To the right Sucellus stands, bearded, in a tunic with a cloak on his right shoulder. He holds his mallet in his right hand and an olla in his left. Above the figures is a dedicatory inscription and below them in very low relief is bird, of a raven. This sculpture was dated by Reinach (1922, pp. 217–232), from the form of the letters, to the end of the first century or start of the second century.

An altar from Metz has a carving of a woman with similar dress to the Sarrebourg example, also holding a small house on a pole, thus presumed to be Nantosuelta. Sucellus is not shown on this example.

She was associated with the cornucopia.[citation needed]

Inscriptions[edit]

The inscription (Jufer & Luginbühl p. 129) on the Sarrebourg altar (CIL XIII, 4542) reads:

Deo Svcello /
Nantosvelte /
Bellavsvs Mas /
se Filivs V(otum).S(olvit).L(ibens).M(erito)

To the God Sucellus and to Nantosuelta, Bellausus, son of Massa, willingly and deservedly fulfilled his vow.

The inscription on the Metz altar (AE 1896, 0049) says:

In h(onorem) {r} d(omus) d(ivinae) /
M(arcus) Tignuarius /
v(otum) s(olvit) l(ibens) m(erito)

Here the dedication is to the Imperial house, and Nantosuelta is not explicitly mentioned. The visual depiction makes the identification secure.

Etymology[edit]

Delamarre asserts that the name means ‘sun-warmed valley’.[1] Roux in 1952,[2] Olmstead in 1994 [3] and Polomé in 1997 [4] maintained that the proto-Indo-European root *swel- ‘swelter’, found in Indo-European words denoting ‘sun’, was inherited into Gallic.

References[edit]

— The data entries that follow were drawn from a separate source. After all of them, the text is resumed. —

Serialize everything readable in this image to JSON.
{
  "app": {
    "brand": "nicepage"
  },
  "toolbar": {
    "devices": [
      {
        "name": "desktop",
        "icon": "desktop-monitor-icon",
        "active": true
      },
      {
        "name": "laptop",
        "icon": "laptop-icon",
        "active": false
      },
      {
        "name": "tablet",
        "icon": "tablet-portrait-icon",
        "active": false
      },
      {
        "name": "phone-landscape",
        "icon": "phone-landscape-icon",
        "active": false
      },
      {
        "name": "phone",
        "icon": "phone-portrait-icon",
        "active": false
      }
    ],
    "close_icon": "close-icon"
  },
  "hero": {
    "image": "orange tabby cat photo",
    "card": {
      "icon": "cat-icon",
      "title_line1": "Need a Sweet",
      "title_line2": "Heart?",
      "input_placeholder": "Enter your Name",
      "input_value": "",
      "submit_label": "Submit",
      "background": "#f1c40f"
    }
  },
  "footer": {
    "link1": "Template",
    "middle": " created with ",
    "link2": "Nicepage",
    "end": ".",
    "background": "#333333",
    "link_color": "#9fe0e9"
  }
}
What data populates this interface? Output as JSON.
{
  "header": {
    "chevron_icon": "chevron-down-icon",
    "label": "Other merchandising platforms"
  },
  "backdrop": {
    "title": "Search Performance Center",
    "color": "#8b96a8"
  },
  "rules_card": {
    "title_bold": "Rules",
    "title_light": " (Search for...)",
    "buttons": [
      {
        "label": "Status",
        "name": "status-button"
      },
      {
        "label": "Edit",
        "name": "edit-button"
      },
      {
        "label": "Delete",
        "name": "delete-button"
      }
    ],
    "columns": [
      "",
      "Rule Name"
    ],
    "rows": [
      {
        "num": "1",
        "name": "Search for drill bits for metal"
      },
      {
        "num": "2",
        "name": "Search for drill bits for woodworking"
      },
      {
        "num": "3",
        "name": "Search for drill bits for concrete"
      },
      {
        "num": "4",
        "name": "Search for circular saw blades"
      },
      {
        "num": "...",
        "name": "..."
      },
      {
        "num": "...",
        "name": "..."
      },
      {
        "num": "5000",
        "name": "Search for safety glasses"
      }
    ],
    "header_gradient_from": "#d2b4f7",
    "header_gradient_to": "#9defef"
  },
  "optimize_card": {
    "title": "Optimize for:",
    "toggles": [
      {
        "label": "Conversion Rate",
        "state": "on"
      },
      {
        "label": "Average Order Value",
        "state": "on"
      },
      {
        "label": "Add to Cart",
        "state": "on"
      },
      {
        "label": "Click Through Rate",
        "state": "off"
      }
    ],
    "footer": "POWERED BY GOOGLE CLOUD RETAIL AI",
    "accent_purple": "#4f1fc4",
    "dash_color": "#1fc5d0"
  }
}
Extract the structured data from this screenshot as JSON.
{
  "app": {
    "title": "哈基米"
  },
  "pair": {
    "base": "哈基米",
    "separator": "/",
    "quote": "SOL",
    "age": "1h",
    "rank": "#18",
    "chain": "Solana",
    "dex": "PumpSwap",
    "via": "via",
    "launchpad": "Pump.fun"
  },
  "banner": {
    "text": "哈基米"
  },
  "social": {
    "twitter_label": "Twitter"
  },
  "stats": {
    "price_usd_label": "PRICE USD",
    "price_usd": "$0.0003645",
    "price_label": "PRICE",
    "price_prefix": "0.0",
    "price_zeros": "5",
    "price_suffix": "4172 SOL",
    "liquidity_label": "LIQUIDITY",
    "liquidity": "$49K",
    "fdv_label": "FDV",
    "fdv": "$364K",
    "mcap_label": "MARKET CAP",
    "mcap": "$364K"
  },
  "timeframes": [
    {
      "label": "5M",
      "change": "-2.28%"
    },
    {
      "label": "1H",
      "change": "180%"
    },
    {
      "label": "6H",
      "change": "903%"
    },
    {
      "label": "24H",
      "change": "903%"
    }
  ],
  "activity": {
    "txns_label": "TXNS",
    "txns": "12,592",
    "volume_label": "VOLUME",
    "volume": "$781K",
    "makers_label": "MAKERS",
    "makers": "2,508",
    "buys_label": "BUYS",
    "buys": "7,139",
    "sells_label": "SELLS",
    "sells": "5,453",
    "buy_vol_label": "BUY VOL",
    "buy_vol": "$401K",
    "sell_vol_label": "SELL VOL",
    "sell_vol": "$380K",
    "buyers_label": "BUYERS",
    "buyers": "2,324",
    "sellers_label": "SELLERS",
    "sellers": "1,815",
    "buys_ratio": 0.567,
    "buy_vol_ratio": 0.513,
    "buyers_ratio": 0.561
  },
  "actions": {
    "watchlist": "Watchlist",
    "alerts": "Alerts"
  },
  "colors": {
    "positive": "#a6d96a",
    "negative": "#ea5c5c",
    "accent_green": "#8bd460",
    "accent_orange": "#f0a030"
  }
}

  1. ^ Delamarre, X. (2003). Dictionnaire de la Langue Gauloise. 2nd edition. Paris, Editions Errance. ISBN 2-87772-237-6
  2. ^ Le Roux (1952) "Le soleil dans les langues Celtiques." Ogham 4, p. 93
  3. ^ Olmstead, G. (1994) The Gods of the Celts and the Indoeuropeans. Innsbrucker Beiträge zur Kulturwissenschaft-Archaeolingua, Sonderheft 92.
  4. ^ Polomé, E. C. (1997) Zeitschrift für celtische Philologie, 49-50.
  • Année Epigraphique, volume 1896.
  • Centre for Advanced Welsh and Celtic Studies. Proto-Celtic—English lexicon. University of Wales. (See also this page for background and disclaimers.)
  • Corpus Inscriptionum Latinarum (CIL), volume 13, Tres Galliae.
  • Delamarre, X. (2003). Dictionnaire de la Langue Gauloise. 2nd edition. Paris, Editions Errance. ISBN 2-87772-237-6
  • Deyts, S., Ed. (1998) A la rencontre des Dieux gaulois, un défi à César. Paris, Réunion des Musées Nationaux. ISBN 2-7118-3851-X
  • Jufer, N. and T. Luginbühl (2001) Répertoire des dieux gaulois. Paris, Editions Errance. ISBN 2-87772-200-7
  • Le Roux (1952) "Le soleil dans les langues Celtiques." Ogham 4, p. 93.
  • Olmstead, G. (1994) The Gods of the Celts and the Indoeuropeans. Innsbrucker Beiträge zur Kulturwissenschaft-Archaeolingua, Sonderheft 92.
  • Polomé, E. C. (1997) Zeitschrift für celtische Philologie, 49-50.
  • Porkorny, Julius (1959) Indogermanisches etymologisches Wörterbuch Berlin: Franke Verlag
  • Reinach, S. (1922) Cultes, mythes et religions.

External links[edit]